* [Input data]
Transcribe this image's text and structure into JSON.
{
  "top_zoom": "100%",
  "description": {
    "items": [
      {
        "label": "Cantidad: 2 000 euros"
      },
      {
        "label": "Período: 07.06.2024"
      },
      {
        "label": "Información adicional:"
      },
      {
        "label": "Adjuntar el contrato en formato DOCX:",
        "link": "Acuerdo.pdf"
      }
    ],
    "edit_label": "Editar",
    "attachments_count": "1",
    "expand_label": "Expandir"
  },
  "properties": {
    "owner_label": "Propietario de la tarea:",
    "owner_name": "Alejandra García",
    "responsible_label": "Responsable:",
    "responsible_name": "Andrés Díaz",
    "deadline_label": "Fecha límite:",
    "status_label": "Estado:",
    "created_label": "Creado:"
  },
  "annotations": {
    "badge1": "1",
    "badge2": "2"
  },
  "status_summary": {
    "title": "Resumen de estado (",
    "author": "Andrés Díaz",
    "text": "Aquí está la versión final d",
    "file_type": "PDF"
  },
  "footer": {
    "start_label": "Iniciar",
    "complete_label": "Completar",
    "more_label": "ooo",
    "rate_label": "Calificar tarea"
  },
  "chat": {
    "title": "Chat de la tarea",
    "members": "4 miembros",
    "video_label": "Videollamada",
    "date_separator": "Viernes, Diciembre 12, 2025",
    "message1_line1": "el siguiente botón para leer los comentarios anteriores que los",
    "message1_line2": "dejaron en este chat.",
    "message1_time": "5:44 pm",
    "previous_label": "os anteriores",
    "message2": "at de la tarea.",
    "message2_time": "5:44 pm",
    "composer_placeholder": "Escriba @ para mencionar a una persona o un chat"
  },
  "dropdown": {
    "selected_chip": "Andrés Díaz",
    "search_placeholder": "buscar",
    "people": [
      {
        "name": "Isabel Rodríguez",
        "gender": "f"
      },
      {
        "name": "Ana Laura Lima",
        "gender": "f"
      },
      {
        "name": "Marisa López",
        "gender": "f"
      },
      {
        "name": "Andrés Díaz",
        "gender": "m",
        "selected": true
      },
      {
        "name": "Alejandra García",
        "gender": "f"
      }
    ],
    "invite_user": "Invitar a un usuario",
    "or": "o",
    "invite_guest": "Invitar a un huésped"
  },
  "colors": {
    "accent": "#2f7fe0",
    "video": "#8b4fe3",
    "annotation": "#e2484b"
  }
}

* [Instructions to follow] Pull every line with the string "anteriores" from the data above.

* [Task result]
    "message1_line1": "el siguiente botón para leer los comentarios anteriores que los",
    "previous_label": "os anteriores",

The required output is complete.